[Items listed in a dataset]
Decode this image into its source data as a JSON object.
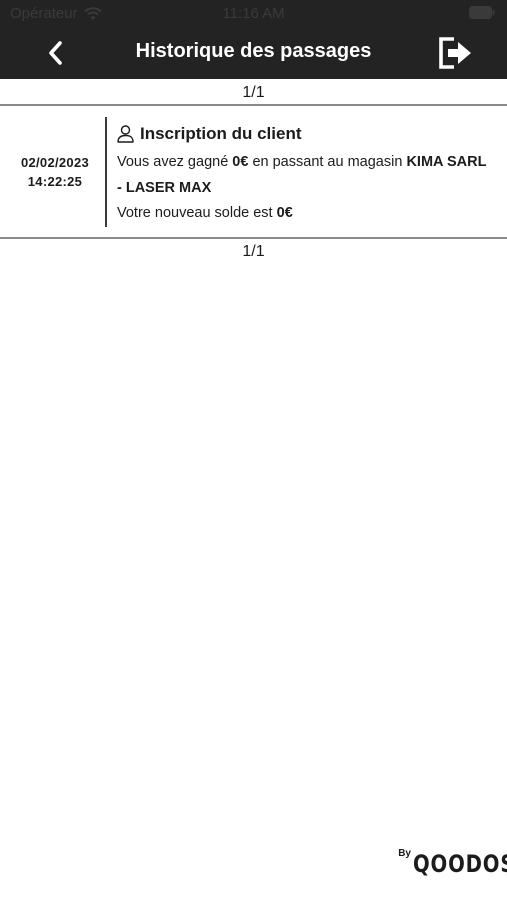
{
  "status_bar": {
    "carrier": "Opérateur",
    "time": "11:16 AM"
  },
  "header": {
    "title": "Historique des passages",
    "back_icon": "chevron-left-icon",
    "logout_icon": "logout-icon"
  },
  "pagination": {
    "top": "1/1",
    "bottom": "1/1"
  },
  "entries": [
    {
      "date": "02/02/2023",
      "time": "14:22:25",
      "icon": "user-icon",
      "title": "Inscription du client",
      "line1_prefix": "Vous avez gagné ",
      "amount_earned": "0€",
      "line1_mid": " en passant au magasin ",
      "store": "KIMA SARL - LASER MAX",
      "line2_prefix": "Votre nouveau solde est ",
      "balance": "0€"
    }
  ],
  "footer": {
    "by": "By",
    "brand": "QOODOS"
  },
  "colors": {
    "header_bg": "#232323",
    "text": "#1c1c1c",
    "divider": "#8a8a8a"
  }
}
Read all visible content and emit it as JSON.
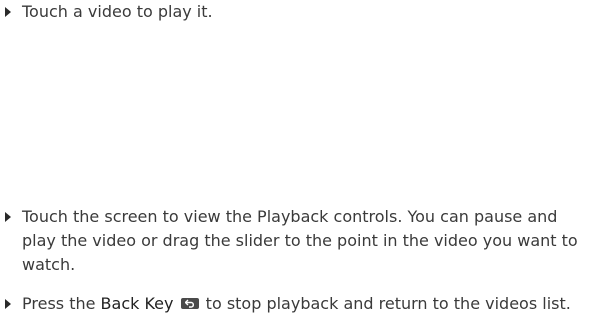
{
  "instructions": [
    {
      "text": "Touch a video to play it."
    },
    {
      "text": "Touch the screen to view the Playback controls. You can pause and play the video or drag the slider to the point in the video you want to watch."
    },
    {
      "before": "Press the ",
      "key_label": "Back Key",
      "key_icon": "back-arrow-icon",
      "after": " to stop playback and return to the videos list."
    }
  ]
}
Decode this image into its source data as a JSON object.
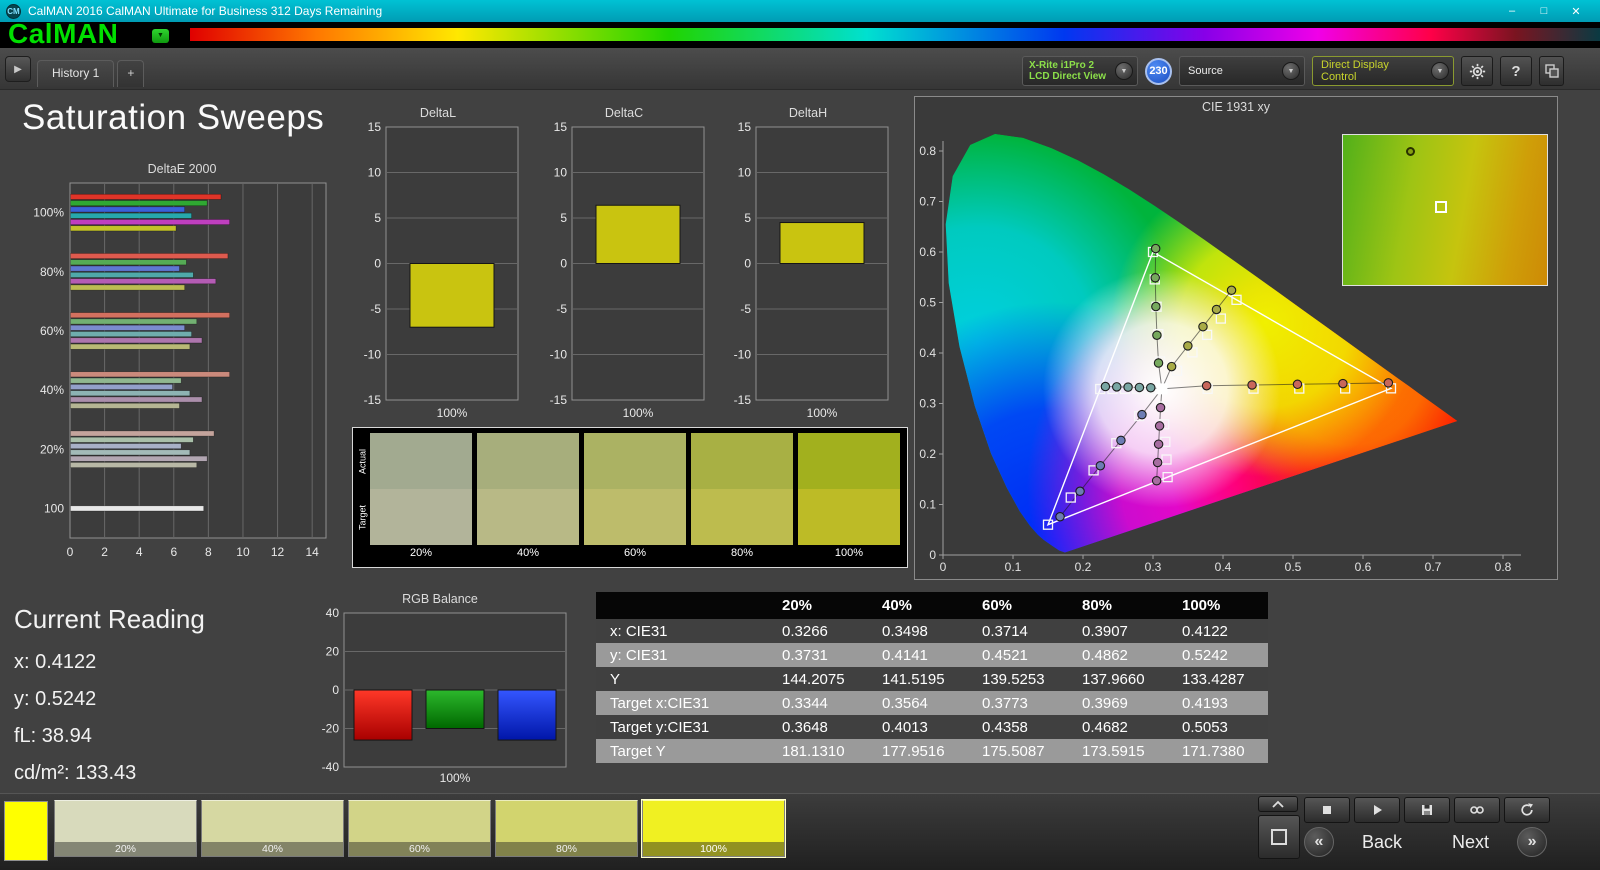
{
  "titlebar": {
    "logo_badge": "CM",
    "title": "CalMAN 2016 CalMAN Ultimate for Business 312 Days Remaining",
    "minimize": "–",
    "maximize": "□",
    "close": "✕"
  },
  "brand": {
    "logo": "CalMAN",
    "menu_arrow": "▼"
  },
  "tabs": {
    "expand_icon": "▶",
    "active": "History 1",
    "add": "+"
  },
  "toolbar": {
    "meter_line1": "X-Rite i1Pro 2",
    "meter_line2": "LCD Direct View",
    "badge": "230",
    "source": "Source",
    "display_control": "Direct Display Control",
    "dropdown_arrow": "▼",
    "help_icon": "?"
  },
  "page_title": "Saturation Sweeps",
  "charts": {
    "deltae": {
      "type": "bar",
      "title": "DeltaE 2000",
      "xticks": [
        0,
        2,
        4,
        6,
        8,
        10,
        12,
        14
      ],
      "xmax": 14.8,
      "groups": [
        {
          "label": "100%",
          "values": [
            8.7,
            7.9,
            6.6,
            7.0,
            9.2,
            6.1
          ],
          "colors": [
            "#e03428",
            "#2fa832",
            "#3b62d8",
            "#27a8ac",
            "#bf3fbf",
            "#c3c32a"
          ]
        },
        {
          "label": "80%",
          "values": [
            9.1,
            6.7,
            6.3,
            7.1,
            8.4,
            6.6
          ],
          "colors": [
            "#de5a4e",
            "#55ab55",
            "#5f78d2",
            "#4fa9a9",
            "#b45cb4",
            "#bcbc52"
          ]
        },
        {
          "label": "60%",
          "values": [
            9.2,
            7.3,
            6.6,
            7.0,
            7.6,
            6.9
          ],
          "colors": [
            "#d3705f",
            "#72b072",
            "#7b8cce",
            "#6fadad",
            "#ad76ad",
            "#b9b975"
          ]
        },
        {
          "label": "40%",
          "values": [
            9.2,
            6.4,
            5.9,
            6.9,
            7.6,
            6.3
          ],
          "colors": [
            "#cb8a7c",
            "#90b790",
            "#93a0ca",
            "#8db3b3",
            "#ab8fab",
            "#b5b593"
          ]
        },
        {
          "label": "20%",
          "values": [
            8.3,
            7.1,
            6.4,
            6.9,
            7.9,
            7.3
          ],
          "colors": [
            "#c4a49c",
            "#a9bfa9",
            "#a8b0c6",
            "#a3bab8",
            "#b2a6b2",
            "#b8b8a6"
          ]
        },
        {
          "label": "100",
          "values": [
            7.7
          ],
          "colors": [
            "#e8e8e8"
          ]
        }
      ]
    },
    "deltaL": {
      "type": "bar",
      "title": "DeltaL",
      "value": -7.0,
      "ylim": [
        -15,
        15
      ],
      "yticks": [
        15,
        10,
        5,
        0,
        -5,
        -10,
        -15
      ],
      "xlabel": "100%",
      "bar_color": "#c9c410"
    },
    "deltaC": {
      "type": "bar",
      "title": "DeltaC",
      "value": 6.4,
      "ylim": [
        -15,
        15
      ],
      "yticks": [
        15,
        10,
        5,
        0,
        -5,
        -10,
        -15
      ],
      "xlabel": "100%",
      "bar_color": "#c9c410"
    },
    "deltaH": {
      "type": "bar",
      "title": "DeltaH",
      "value": 4.5,
      "ylim": [
        -15,
        15
      ],
      "yticks": [
        15,
        10,
        5,
        0,
        -5,
        -10,
        -15
      ],
      "xlabel": "100%",
      "bar_color": "#c9c410"
    },
    "rgb_balance": {
      "type": "bar",
      "title": "RGB Balance",
      "ylim": [
        -40,
        40
      ],
      "yticks": [
        40,
        20,
        0,
        -20,
        -40
      ],
      "xlabel": "100%",
      "bars": [
        {
          "name": "red",
          "value": -26,
          "color_top": "#ff3828",
          "color_bottom": "#a80000"
        },
        {
          "name": "green",
          "value": -20,
          "color_top": "#2cb82c",
          "color_bottom": "#006800"
        },
        {
          "name": "blue",
          "value": -26,
          "color_top": "#3456ff",
          "color_bottom": "#0016a8"
        }
      ]
    }
  },
  "swatch_panel": {
    "row_labels": [
      "Actual",
      "Target"
    ],
    "items": [
      {
        "label": "20%",
        "actual": "#a2aa90",
        "target": "#b2b49a"
      },
      {
        "label": "40%",
        "actual": "#a7ae7c",
        "target": "#b8b986"
      },
      {
        "label": "60%",
        "actual": "#abb263",
        "target": "#bdbc6b"
      },
      {
        "label": "80%",
        "actual": "#a8b044",
        "target": "#bdbc4e"
      },
      {
        "label": "100%",
        "actual": "#a2b01e",
        "target": "#bdbb26"
      }
    ]
  },
  "cie": {
    "title": "CIE 1931 xy",
    "xticks": [
      0,
      0.1,
      0.2,
      0.3,
      0.4,
      0.5,
      0.6,
      0.7,
      0.8
    ],
    "yticks": [
      0,
      0.1,
      0.2,
      0.3,
      0.4,
      0.5,
      0.6,
      0.7,
      0.8
    ],
    "white_point": [
      0.3127,
      0.329
    ],
    "gamut_triangle": [
      [
        0.64,
        0.33
      ],
      [
        0.3,
        0.6
      ],
      [
        0.15,
        0.06
      ]
    ],
    "sweeps": [
      {
        "name": "red",
        "fill": "#c9675b",
        "targets": [
          [
            0.3781,
            0.329
          ],
          [
            0.4436,
            0.3294
          ],
          [
            0.509,
            0.3296
          ],
          [
            0.5745,
            0.3298
          ],
          [
            0.64,
            0.33
          ]
        ],
        "measured": [
          [
            0.3766,
            0.3352
          ],
          [
            0.4415,
            0.3366
          ],
          [
            0.5064,
            0.338
          ],
          [
            0.5713,
            0.3394
          ],
          [
            0.6362,
            0.3408
          ]
        ]
      },
      {
        "name": "green",
        "fill": "#76a95d",
        "targets": [
          [
            0.3102,
            0.3832
          ],
          [
            0.3076,
            0.4374
          ],
          [
            0.3051,
            0.4916
          ],
          [
            0.3025,
            0.5458
          ],
          [
            0.3,
            0.6
          ]
        ],
        "measured": [
          [
            0.3079,
            0.3802
          ],
          [
            0.3056,
            0.4352
          ],
          [
            0.3041,
            0.492
          ],
          [
            0.3032,
            0.549
          ],
          [
            0.3038,
            0.6068
          ]
        ]
      },
      {
        "name": "blue",
        "fill": "#6d7cb4",
        "targets": [
          [
            0.2802,
            0.2752
          ],
          [
            0.2476,
            0.2214
          ],
          [
            0.2151,
            0.1676
          ],
          [
            0.1825,
            0.1138
          ],
          [
            0.15,
            0.06
          ]
        ],
        "measured": [
          [
            0.2842,
            0.278
          ],
          [
            0.2542,
            0.227
          ],
          [
            0.2248,
            0.1768
          ],
          [
            0.1958,
            0.1262
          ],
          [
            0.1672,
            0.0758
          ]
        ]
      },
      {
        "name": "cyan",
        "fill": "#79a6a3",
        "targets": [
          [
            0.2951,
            0.3289
          ],
          [
            0.2775,
            0.3289
          ],
          [
            0.2599,
            0.3288
          ],
          [
            0.2422,
            0.3288
          ],
          [
            0.2246,
            0.3287
          ]
        ],
        "measured": [
          [
            0.2968,
            0.3312
          ],
          [
            0.2806,
            0.3318
          ],
          [
            0.2644,
            0.3324
          ],
          [
            0.2482,
            0.333
          ],
          [
            0.232,
            0.3336
          ]
        ]
      },
      {
        "name": "magenta",
        "fill": "#a76da0",
        "targets": [
          [
            0.3143,
            0.294
          ],
          [
            0.316,
            0.259
          ],
          [
            0.3176,
            0.2241
          ],
          [
            0.3193,
            0.1891
          ],
          [
            0.3209,
            0.1542
          ]
        ],
        "measured": [
          [
            0.3108,
            0.2918
          ],
          [
            0.3094,
            0.2556
          ],
          [
            0.308,
            0.2194
          ],
          [
            0.3066,
            0.1832
          ],
          [
            0.3052,
            0.147
          ]
        ]
      },
      {
        "name": "yellow",
        "fill": "#a8ab46",
        "targets": [
          [
            0.3344,
            0.3648
          ],
          [
            0.3564,
            0.4013
          ],
          [
            0.3773,
            0.4358
          ],
          [
            0.3969,
            0.4682
          ],
          [
            0.4193,
            0.5053
          ]
        ],
        "measured": [
          [
            0.3266,
            0.3731
          ],
          [
            0.3498,
            0.4141
          ],
          [
            0.3714,
            0.4521
          ],
          [
            0.3907,
            0.4862
          ],
          [
            0.4122,
            0.5242
          ]
        ]
      }
    ]
  },
  "current_reading": {
    "title": "Current Reading",
    "lines": [
      {
        "label": "x:",
        "value": "0.4122"
      },
      {
        "label": "y:",
        "value": "0.5242"
      },
      {
        "label": "fL:",
        "value": "38.94"
      },
      {
        "label": "cd/m²:",
        "value": "133.43"
      }
    ]
  },
  "table": {
    "columns": [
      "20%",
      "40%",
      "60%",
      "80%",
      "100%"
    ],
    "rows": [
      {
        "label": "x: CIE31",
        "values": [
          "0.3266",
          "0.3498",
          "0.3714",
          "0.3907",
          "0.4122"
        ]
      },
      {
        "label": "y: CIE31",
        "values": [
          "0.3731",
          "0.4141",
          "0.4521",
          "0.4862",
          "0.5242"
        ]
      },
      {
        "label": "Y",
        "values": [
          "144.2075",
          "141.5195",
          "139.5253",
          "137.9660",
          "133.4287"
        ]
      },
      {
        "label": "Target x:CIE31",
        "values": [
          "0.3344",
          "0.3564",
          "0.3773",
          "0.3969",
          "0.4193"
        ]
      },
      {
        "label": "Target y:CIE31",
        "values": [
          "0.3648",
          "0.4013",
          "0.4358",
          "0.4682",
          "0.5053"
        ]
      },
      {
        "label": "Target Y",
        "values": [
          "181.1310",
          "177.9516",
          "175.5087",
          "173.5915",
          "171.7380"
        ]
      }
    ]
  },
  "bottom": {
    "current_swatch_color": "#ffff00",
    "patches": [
      {
        "label": "20%",
        "color": "#d8dabc"
      },
      {
        "label": "40%",
        "color": "#d6d8a2"
      },
      {
        "label": "60%",
        "color": "#d2d488"
      },
      {
        "label": "80%",
        "color": "#d2d46e"
      },
      {
        "label": "100%",
        "color": "#e2e220",
        "selected": true
      }
    ],
    "transport": [
      "stop",
      "play",
      "save",
      "loop",
      "refresh"
    ],
    "prev_icon": "«",
    "back_label": "Back",
    "next_label": "Next",
    "next_icon": "»"
  }
}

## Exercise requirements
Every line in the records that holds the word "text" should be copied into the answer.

## Answer box
    "text": "#1c1c1c",
      "text": "Touch a video to play it."
      "text": "Touch the screen to view the Playback controls. You can pause and play the video or drag the slider to the point in the video you want to watch."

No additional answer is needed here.